Collected data entries:
▬▬▬

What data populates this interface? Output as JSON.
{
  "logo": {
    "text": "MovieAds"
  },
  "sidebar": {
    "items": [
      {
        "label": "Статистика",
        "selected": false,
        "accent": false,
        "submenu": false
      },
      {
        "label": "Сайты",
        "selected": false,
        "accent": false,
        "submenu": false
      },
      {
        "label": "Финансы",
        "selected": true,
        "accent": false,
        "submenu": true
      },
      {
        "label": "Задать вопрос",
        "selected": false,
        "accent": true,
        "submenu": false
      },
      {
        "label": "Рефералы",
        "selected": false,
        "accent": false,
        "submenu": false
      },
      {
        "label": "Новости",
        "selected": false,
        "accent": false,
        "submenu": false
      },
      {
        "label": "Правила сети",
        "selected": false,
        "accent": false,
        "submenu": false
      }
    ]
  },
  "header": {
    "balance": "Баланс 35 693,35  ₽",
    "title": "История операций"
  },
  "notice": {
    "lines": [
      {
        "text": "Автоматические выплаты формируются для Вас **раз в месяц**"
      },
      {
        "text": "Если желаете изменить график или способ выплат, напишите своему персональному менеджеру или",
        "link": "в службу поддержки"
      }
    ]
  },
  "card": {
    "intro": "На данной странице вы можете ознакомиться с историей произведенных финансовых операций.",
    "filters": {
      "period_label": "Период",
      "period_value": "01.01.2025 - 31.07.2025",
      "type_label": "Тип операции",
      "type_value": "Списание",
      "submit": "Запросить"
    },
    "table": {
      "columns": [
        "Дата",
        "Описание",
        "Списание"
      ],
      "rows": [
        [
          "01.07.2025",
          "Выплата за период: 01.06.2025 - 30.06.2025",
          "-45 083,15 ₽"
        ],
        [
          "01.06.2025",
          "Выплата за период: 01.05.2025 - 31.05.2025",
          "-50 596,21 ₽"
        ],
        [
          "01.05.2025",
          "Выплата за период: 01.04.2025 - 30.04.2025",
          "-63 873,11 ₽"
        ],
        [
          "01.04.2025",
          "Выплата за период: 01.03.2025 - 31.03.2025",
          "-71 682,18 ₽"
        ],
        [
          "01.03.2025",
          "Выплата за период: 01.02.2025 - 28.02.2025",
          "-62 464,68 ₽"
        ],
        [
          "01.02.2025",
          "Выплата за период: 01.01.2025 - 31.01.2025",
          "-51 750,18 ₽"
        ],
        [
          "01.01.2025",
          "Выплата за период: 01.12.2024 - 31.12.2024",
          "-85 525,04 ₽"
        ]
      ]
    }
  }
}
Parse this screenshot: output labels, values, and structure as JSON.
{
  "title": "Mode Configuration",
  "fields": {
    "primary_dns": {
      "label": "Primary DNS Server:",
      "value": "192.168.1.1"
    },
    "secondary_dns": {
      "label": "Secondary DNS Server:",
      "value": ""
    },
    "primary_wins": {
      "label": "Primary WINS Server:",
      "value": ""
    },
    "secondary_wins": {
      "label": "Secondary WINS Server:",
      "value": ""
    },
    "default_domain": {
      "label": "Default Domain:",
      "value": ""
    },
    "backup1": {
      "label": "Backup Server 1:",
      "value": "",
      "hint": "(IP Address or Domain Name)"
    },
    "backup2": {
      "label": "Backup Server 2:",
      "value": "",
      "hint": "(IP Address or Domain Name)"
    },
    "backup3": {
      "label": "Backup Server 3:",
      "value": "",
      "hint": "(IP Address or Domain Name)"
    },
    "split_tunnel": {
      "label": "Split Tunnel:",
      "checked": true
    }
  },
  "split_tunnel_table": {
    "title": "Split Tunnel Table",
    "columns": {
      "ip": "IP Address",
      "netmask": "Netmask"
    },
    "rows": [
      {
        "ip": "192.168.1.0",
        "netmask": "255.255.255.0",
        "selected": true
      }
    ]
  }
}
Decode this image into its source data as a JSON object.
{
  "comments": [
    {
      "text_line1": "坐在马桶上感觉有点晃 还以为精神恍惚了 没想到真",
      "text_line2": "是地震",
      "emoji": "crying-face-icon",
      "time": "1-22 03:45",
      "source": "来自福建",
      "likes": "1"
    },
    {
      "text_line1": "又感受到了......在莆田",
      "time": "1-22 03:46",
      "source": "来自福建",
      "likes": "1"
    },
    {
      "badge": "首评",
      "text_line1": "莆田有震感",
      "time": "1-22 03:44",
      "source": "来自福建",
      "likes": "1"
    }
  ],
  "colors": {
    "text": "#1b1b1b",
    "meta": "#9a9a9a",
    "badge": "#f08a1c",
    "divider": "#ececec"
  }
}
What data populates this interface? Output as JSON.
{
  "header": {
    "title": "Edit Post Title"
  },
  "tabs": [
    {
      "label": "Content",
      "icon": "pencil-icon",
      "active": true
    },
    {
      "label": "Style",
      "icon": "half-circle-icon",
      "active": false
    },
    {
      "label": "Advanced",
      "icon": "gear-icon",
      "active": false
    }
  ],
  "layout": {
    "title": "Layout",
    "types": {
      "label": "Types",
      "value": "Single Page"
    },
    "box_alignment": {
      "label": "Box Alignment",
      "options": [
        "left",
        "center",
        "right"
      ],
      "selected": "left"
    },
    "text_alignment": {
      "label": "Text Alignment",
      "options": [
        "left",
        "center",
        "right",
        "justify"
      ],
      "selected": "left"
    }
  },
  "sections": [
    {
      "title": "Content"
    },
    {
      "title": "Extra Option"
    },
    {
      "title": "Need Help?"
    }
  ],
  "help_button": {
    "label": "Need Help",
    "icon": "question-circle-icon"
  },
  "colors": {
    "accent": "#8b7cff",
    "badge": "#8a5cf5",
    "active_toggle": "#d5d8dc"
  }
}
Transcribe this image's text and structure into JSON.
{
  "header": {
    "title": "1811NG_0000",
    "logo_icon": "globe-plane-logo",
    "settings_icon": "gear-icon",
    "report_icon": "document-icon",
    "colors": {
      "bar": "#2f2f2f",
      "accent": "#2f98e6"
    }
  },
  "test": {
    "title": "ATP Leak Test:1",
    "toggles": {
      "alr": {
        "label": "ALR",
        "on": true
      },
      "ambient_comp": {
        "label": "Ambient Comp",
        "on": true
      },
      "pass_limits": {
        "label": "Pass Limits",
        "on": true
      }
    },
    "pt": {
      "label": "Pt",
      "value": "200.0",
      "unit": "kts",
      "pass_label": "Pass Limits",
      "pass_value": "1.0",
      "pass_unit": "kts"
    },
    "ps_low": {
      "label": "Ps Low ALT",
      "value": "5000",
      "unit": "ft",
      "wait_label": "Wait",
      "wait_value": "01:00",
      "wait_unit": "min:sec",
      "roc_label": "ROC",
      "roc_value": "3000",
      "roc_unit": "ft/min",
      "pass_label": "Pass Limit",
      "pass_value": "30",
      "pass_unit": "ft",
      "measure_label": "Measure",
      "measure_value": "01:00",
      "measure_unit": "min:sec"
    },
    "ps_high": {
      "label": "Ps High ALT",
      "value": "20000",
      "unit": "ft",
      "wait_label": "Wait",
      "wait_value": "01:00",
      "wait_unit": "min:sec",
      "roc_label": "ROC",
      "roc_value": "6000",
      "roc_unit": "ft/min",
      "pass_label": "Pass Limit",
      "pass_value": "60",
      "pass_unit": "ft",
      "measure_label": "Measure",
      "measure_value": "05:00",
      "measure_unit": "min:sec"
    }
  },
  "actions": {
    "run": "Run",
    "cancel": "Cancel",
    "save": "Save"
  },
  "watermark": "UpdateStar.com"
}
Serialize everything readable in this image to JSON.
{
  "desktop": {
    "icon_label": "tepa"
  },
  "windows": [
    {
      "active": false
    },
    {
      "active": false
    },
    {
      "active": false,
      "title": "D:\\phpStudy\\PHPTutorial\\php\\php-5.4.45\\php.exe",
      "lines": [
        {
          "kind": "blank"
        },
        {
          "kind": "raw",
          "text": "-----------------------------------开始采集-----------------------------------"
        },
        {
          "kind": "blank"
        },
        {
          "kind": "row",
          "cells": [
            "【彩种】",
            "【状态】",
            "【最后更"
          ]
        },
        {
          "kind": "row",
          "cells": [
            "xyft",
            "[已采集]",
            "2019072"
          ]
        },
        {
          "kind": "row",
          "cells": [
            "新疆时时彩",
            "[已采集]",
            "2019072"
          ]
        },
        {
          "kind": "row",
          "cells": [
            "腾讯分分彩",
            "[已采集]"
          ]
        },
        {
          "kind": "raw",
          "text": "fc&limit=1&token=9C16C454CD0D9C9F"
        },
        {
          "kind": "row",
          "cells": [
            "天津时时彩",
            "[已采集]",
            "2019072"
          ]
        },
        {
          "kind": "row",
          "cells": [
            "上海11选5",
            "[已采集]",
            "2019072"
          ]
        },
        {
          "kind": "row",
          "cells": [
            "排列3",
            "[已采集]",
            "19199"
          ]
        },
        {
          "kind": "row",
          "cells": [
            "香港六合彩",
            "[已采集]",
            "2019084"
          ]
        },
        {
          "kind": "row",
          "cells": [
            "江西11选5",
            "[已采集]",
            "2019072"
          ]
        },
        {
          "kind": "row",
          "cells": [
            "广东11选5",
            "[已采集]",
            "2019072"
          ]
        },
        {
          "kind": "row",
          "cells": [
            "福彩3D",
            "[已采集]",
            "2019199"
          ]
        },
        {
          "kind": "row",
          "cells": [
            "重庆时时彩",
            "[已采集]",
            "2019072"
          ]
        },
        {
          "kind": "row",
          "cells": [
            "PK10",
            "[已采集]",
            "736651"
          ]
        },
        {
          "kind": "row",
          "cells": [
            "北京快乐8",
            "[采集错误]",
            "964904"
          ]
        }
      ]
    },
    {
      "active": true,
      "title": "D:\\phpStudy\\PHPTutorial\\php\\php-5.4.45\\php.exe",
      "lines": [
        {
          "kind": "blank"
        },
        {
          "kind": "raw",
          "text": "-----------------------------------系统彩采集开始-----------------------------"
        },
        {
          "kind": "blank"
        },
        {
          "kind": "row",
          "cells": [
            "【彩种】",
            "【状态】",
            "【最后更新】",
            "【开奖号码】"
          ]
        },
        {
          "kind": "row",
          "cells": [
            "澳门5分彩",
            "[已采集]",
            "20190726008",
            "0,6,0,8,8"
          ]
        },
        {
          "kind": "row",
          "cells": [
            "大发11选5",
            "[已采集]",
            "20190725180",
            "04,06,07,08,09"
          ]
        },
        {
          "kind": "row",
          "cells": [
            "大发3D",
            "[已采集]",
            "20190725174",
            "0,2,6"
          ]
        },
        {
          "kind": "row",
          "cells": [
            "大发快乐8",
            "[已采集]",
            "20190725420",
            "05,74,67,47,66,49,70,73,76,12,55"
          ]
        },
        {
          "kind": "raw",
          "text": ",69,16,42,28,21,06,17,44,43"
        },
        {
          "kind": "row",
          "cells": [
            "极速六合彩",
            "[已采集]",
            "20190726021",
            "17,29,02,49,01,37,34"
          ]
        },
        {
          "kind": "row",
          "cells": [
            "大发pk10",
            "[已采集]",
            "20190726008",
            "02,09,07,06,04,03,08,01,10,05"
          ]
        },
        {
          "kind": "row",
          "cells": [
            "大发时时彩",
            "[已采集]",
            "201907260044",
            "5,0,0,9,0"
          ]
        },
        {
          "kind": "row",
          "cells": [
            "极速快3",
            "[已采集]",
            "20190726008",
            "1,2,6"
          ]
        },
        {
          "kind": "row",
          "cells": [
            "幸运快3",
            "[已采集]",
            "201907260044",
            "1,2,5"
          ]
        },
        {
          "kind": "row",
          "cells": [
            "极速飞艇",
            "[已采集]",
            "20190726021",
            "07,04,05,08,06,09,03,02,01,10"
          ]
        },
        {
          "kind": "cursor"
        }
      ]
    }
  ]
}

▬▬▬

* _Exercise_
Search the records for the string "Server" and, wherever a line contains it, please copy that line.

* _Task answer_
      "label": "Primary DNS Server:",
      "label": "Secondary DNS Server:",
      "label": "Primary WINS Server:",
      "label": "Secondary WINS Server:",
      "label": "Backup Server 1:",
      "label": "Backup Server 2:",
      "label": "Backup Server 3:",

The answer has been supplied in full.